* What to work on *
Please count the lines in the data below that hold "selected" and answer with the number by itself.

Records for this exercise section start

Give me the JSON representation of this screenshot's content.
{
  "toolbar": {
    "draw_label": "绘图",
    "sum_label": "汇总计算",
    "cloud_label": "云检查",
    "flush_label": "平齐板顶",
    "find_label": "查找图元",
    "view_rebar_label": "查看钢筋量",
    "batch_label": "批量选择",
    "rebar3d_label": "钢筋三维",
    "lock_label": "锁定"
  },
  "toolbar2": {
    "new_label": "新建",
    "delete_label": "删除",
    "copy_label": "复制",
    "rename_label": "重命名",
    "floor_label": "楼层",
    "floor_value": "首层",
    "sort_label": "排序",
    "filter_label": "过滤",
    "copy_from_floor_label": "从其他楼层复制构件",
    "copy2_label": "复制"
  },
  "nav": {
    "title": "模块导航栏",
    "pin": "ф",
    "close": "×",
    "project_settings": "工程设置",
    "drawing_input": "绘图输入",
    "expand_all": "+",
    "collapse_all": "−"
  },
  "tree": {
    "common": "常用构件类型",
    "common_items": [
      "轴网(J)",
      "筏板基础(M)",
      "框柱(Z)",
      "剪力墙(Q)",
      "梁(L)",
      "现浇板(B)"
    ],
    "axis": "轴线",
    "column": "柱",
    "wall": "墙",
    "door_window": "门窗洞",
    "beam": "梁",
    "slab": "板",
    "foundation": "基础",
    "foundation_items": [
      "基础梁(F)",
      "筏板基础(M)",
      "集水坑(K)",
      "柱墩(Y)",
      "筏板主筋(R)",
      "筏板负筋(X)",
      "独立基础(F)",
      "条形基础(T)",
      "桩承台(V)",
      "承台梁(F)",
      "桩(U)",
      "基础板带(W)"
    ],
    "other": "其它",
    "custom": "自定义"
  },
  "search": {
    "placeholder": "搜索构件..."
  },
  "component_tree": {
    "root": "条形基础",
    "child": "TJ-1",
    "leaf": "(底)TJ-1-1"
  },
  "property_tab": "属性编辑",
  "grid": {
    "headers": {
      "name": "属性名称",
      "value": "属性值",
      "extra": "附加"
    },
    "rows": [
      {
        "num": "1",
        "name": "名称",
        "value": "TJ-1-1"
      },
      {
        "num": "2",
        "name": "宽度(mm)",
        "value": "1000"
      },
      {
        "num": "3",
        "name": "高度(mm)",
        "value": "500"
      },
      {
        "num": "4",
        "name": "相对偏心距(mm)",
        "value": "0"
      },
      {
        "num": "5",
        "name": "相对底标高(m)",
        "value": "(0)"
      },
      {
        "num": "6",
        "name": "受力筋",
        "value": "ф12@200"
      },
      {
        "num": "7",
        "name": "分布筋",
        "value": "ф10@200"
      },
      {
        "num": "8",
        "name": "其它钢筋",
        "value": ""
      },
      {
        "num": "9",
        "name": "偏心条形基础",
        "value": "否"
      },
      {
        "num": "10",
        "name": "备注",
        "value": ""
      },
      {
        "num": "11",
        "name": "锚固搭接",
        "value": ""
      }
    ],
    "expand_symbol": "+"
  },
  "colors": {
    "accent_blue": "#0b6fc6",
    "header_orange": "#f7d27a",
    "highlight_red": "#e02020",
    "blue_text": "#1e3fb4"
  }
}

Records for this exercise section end
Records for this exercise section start

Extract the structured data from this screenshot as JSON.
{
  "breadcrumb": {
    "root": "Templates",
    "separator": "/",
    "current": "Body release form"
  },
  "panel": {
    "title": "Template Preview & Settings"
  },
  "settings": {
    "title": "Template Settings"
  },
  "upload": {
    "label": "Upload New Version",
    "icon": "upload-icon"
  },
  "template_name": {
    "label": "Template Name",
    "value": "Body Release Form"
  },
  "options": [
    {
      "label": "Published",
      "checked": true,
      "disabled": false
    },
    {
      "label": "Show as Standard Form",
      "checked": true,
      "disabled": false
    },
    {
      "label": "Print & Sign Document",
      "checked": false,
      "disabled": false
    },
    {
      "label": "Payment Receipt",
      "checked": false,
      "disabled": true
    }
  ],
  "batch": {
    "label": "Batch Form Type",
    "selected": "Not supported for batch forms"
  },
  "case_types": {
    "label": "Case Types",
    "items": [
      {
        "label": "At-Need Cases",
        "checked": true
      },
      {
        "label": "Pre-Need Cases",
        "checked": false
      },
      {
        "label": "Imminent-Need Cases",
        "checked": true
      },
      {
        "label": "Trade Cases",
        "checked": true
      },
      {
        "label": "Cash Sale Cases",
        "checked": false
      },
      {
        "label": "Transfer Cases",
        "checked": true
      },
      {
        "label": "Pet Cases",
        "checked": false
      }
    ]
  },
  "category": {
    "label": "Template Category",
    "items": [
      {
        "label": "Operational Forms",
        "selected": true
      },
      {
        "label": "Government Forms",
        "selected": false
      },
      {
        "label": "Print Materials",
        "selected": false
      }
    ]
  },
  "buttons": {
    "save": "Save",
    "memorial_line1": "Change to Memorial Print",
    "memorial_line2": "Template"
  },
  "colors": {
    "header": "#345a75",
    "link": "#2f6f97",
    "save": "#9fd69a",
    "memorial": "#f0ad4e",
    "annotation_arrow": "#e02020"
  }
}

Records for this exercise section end

* Task answer *
4